CSAs - they aren't just for summers anymore! The LocalHarvest directory includes more than 1000 CSAs that offer winter shares, many of whom sell these shares through our store or through their own CSAware systems. To see if there's one near you, click here and then enter your zip code to narrow the search.

The passion fruit season is going strong. If you're a fan, get yours here. Quick, before you have to wait another whole year.

In many parts of the country, it's time to start planning the fall garden. Running low on seeds for some of your favorite cool season veggies? Seeds for fall garden can be found in plenty in our seed department.



Our New Recipe Partner: Yummly

For the last few months I've been writing about what to do with beautiful local food once you bring it home. You know the feeling, "Oh, these beets were so beautiful at the market I just had to buy four bunches! But, err, what am I going to do with them?" We all need culinary inspiration now and again.
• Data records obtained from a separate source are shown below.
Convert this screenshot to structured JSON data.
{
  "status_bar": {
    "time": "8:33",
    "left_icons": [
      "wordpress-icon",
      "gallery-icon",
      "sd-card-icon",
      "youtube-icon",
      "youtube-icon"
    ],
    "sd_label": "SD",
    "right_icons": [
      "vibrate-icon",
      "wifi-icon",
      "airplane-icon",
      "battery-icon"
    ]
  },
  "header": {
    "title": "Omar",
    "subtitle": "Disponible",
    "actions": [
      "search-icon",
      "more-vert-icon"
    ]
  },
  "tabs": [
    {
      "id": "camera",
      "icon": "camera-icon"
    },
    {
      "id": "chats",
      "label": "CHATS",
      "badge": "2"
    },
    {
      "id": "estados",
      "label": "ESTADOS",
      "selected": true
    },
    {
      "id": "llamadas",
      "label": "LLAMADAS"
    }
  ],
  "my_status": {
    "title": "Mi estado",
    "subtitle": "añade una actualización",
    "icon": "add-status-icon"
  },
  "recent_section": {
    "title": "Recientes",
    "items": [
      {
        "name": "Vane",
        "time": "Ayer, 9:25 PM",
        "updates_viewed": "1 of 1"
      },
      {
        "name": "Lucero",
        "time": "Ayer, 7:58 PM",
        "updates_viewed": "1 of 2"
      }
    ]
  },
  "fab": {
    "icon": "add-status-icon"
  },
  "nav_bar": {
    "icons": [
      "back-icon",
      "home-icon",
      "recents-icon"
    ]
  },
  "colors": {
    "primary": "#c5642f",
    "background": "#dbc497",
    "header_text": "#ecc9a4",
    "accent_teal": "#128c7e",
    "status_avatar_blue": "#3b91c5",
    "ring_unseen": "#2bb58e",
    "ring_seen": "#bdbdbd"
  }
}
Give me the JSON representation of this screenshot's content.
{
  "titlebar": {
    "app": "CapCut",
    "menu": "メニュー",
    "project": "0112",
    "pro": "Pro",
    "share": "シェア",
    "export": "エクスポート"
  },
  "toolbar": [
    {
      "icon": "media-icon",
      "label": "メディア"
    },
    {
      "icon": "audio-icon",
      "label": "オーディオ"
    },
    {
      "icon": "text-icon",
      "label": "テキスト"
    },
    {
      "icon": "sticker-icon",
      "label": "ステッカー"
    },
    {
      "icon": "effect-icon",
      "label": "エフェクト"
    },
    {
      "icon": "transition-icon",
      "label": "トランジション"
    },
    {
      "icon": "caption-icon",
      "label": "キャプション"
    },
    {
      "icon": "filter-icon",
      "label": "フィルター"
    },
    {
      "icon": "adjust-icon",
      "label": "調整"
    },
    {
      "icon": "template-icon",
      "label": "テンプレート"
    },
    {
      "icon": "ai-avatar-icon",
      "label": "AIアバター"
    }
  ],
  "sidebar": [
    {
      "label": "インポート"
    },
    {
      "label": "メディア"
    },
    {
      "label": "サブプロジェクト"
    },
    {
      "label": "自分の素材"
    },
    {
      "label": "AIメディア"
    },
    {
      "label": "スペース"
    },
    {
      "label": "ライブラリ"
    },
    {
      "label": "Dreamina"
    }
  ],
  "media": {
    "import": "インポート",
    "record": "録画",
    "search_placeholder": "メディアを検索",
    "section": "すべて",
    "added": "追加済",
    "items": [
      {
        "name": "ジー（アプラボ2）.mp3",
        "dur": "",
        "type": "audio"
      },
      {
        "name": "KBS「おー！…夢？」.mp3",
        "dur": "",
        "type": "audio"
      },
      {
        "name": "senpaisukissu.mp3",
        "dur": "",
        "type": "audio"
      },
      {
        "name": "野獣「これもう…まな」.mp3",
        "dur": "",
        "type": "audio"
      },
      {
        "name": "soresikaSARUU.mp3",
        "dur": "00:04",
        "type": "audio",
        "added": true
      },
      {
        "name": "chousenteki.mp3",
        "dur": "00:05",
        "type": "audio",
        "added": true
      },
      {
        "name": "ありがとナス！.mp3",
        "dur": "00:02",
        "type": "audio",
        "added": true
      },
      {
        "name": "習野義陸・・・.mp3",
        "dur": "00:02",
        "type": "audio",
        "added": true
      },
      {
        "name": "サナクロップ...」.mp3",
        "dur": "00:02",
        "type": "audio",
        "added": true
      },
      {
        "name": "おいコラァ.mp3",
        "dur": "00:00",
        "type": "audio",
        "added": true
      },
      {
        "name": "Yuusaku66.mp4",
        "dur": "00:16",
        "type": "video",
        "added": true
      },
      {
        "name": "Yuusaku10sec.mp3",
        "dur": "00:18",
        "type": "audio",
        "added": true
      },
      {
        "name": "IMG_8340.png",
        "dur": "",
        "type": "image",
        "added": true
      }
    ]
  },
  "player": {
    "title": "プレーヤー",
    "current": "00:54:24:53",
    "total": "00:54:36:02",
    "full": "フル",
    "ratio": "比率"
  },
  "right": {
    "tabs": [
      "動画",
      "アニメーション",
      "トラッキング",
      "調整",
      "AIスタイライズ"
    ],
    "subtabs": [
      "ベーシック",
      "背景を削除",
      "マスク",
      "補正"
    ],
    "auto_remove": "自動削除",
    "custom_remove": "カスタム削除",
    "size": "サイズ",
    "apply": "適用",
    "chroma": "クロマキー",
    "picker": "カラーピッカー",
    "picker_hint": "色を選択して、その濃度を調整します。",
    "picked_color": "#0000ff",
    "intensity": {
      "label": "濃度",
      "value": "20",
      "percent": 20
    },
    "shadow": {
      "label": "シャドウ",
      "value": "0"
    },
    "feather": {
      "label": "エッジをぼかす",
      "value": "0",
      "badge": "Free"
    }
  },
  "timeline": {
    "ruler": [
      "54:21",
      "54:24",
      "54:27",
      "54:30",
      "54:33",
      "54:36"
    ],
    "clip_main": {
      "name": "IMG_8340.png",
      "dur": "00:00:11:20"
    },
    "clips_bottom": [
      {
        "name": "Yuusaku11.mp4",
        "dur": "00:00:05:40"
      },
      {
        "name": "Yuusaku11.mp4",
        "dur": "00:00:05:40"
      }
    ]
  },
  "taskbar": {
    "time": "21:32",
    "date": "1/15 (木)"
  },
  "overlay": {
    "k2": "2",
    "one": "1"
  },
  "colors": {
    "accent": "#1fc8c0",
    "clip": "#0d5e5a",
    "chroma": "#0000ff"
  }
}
Enter Yummly, a great resource for recipes from all over the Internet. More...